- Indiana does not explicitly regulate consumer products by category, instead addressing CBD-containing consumer products under the definition of “low THC hemp extract.” 8 A person may distribute low THC hemp extract in Indiana if: (1) the product has been approved by FDA or DEA as a prescription or over-the-counter drug; or (2) otherwise meets the requirements of the FD&C Act. Such products must, however, be labeled with a scannable bar code or QR code linked to a document or website that contains “information with respect to the manufacture of the low THC hemp extract,” including requirements that go well-beyond those specified under federal law. For this reason, retailers must ensure that cosmetics that may otherwise be authorized for retail sale under applicable federal requirements explicitly comply with provisions set forth by the state of Indiana.

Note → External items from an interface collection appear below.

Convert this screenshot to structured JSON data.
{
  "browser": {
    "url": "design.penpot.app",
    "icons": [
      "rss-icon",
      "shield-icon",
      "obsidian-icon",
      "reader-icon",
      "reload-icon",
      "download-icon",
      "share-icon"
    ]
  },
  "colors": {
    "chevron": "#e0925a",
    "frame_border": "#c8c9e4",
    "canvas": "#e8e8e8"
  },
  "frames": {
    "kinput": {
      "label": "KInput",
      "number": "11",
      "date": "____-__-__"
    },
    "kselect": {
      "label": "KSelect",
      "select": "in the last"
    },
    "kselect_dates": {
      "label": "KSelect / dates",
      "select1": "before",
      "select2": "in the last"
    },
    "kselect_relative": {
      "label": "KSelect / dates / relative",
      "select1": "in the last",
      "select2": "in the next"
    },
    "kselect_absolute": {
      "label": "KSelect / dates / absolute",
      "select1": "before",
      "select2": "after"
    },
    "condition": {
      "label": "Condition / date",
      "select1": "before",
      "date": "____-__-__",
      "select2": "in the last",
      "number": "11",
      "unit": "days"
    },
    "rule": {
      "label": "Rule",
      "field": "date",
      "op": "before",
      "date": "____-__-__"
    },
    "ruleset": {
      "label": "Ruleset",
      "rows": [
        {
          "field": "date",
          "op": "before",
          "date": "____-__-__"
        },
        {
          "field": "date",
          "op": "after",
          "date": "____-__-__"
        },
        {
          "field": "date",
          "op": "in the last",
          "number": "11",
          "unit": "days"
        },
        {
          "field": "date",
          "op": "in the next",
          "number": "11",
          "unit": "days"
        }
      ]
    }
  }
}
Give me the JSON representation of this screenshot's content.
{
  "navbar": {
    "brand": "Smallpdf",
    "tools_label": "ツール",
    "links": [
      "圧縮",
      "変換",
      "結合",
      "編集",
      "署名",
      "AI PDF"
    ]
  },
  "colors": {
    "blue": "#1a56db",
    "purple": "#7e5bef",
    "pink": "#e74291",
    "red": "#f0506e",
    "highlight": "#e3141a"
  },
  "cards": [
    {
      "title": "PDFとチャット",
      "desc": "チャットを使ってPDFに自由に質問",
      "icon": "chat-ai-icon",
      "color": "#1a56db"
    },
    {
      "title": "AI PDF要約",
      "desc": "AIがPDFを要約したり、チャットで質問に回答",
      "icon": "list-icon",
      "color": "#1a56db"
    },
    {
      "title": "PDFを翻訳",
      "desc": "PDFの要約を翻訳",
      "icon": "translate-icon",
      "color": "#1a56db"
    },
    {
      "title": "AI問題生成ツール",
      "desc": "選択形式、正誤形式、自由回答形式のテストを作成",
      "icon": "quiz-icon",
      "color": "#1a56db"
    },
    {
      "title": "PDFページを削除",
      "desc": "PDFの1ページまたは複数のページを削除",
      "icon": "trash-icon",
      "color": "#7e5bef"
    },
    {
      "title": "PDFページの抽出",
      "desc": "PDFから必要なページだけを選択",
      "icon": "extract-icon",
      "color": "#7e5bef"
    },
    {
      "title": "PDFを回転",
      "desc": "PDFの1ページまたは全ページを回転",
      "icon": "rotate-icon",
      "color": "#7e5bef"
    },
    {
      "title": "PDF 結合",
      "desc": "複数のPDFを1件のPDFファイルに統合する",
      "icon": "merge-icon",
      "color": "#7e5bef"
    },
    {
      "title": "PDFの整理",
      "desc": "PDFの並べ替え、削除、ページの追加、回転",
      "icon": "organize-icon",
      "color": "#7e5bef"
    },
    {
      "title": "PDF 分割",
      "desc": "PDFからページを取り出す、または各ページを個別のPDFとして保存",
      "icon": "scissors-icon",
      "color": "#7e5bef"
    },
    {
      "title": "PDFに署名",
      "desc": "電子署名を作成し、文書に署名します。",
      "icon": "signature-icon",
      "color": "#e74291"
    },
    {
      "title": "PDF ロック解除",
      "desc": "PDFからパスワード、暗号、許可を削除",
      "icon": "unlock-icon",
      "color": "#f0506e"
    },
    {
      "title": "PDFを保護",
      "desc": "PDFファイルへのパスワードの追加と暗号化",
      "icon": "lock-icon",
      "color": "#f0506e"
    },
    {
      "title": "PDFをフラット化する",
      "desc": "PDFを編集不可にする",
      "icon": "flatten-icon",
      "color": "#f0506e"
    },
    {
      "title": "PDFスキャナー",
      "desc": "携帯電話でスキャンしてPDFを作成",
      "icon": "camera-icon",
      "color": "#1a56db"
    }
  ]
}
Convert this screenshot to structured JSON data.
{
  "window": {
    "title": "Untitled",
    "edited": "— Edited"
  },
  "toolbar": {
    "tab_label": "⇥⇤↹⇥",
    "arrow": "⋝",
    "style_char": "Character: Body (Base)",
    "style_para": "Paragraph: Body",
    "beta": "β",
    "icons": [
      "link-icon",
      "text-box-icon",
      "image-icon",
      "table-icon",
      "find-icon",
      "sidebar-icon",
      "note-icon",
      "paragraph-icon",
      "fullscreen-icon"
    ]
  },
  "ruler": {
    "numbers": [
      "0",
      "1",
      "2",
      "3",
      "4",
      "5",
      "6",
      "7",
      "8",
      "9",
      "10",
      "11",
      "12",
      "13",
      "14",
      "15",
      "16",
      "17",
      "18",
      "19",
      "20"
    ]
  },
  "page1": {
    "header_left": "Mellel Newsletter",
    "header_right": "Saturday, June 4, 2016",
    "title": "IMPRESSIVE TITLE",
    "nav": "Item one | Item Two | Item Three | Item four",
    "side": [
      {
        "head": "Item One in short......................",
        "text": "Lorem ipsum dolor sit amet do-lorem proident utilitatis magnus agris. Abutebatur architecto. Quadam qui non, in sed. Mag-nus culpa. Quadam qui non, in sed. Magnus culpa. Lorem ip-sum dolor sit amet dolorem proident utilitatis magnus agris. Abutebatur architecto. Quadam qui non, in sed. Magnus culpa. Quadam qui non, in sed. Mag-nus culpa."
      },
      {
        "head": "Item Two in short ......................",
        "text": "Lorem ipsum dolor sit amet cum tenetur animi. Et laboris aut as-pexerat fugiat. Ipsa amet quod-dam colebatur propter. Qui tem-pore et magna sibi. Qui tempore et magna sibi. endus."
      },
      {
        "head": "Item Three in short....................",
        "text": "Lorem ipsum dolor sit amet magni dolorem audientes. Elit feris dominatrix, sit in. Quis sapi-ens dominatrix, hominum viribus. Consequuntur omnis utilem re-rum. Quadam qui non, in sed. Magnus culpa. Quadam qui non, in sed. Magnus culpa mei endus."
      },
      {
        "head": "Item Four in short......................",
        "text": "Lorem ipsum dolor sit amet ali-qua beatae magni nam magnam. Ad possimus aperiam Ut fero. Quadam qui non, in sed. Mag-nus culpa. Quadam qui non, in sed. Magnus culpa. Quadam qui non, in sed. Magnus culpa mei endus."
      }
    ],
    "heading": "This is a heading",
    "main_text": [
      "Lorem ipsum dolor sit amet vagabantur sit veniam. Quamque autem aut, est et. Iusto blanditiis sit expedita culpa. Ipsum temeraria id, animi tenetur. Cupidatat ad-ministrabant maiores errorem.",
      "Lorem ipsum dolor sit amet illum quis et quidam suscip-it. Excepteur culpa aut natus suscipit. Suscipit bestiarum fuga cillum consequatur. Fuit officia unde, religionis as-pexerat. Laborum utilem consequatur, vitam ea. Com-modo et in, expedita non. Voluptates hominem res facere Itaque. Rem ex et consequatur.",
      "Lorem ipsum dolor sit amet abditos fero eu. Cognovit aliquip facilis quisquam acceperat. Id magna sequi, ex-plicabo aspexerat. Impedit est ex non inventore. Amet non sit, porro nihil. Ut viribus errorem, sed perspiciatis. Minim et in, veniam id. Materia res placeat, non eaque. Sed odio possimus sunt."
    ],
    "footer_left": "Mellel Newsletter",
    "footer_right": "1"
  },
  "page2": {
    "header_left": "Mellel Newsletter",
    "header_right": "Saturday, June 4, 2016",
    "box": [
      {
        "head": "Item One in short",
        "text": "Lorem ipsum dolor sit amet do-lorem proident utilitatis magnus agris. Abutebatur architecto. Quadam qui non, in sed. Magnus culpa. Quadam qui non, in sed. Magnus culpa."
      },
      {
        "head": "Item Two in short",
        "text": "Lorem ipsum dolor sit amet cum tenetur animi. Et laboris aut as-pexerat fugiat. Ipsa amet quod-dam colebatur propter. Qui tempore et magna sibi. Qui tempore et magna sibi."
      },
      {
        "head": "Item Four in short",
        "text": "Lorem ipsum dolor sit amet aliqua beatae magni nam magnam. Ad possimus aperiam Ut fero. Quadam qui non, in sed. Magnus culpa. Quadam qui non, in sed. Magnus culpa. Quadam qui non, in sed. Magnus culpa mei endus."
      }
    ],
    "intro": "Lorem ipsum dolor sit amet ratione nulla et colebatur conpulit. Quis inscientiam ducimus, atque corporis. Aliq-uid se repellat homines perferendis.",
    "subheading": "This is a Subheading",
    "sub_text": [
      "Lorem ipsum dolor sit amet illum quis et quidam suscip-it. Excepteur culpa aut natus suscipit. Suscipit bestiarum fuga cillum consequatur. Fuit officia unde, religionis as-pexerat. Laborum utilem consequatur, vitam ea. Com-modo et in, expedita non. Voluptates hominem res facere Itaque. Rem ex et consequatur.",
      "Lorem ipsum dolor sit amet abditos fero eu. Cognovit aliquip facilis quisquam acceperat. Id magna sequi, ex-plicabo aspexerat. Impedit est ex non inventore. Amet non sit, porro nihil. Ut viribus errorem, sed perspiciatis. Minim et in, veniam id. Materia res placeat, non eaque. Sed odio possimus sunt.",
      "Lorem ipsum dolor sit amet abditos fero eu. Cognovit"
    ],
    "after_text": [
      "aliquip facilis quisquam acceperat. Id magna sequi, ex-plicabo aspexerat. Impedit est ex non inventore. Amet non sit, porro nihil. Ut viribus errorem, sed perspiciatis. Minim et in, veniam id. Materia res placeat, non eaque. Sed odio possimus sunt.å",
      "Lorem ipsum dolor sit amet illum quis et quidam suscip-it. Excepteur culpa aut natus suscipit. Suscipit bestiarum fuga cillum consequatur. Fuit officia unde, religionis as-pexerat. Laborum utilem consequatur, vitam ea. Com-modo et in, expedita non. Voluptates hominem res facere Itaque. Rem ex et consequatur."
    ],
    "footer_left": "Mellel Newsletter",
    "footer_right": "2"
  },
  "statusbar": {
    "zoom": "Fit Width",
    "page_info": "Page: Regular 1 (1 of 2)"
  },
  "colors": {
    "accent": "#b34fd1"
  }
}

To satisfy Indiana requirements, retailers often must work closely with manufacturers and distributors to obtain relevant quality control information.
- Maryland generally permits the retail sale of cosmetics containing hemp-derived CBD, consistent with federal law. However, the state makes clear that products for which CBD has not yet been authorized for addition – such as food, remains expressly illegal for sale or distribution in the state. 9 On this basis, food to which hemp-derived CBD has been added (other than the three GRAS substances discussed above) is not yet authorized for retail sale in Maryland.
As the federal government continues to evaluate the safety and efficacy of hemp-derived CBD when added to products where premarket approval is required – such as drugs, dietary supplements, and food – states continue to move forward with implementing regulatory policies and approaches that serve to either: (1) promote the development and growth of the state’s CBD industry; and/or (2) align with federal requirements. As evidenced by the three examples provided above, state regulation does not always neatly comport with existing federal regulation of CBD, creating substantial confusion and a rapidly-changing landscape in the marketplace.
Companies would be well-served by evaluating and understanding the specific regulatory requirements applicable to the growth, processing, distribution, and consumption of hemp-derived CBD and CBD-containing products in each state where the company intends to do business or distribute product. Similarly, individuals should exercise caution when purchasing and consuming CBD-containing products that may be widely available – but may not yet be authorized at the federal or state level. While FDA continues to focus its limited resources on addressing the most egregious examples of products placed on the market without premarket approval (i.e., those directed toward children and other sensitive subpopulations), the agency will necessarily continue to move forward with considering novel uses of CBD in drugs, dietary supplements, foods, and tobacco products in time – when presented with appropriate safety data needed to support such use. In the meantime, companies that market cosmetics containing hemp-derived CBD to consumers should exercise caution and continue to ensure that both the CBD and the finished product containing CBD meets all applicable federal, state, and local regulatory requirements.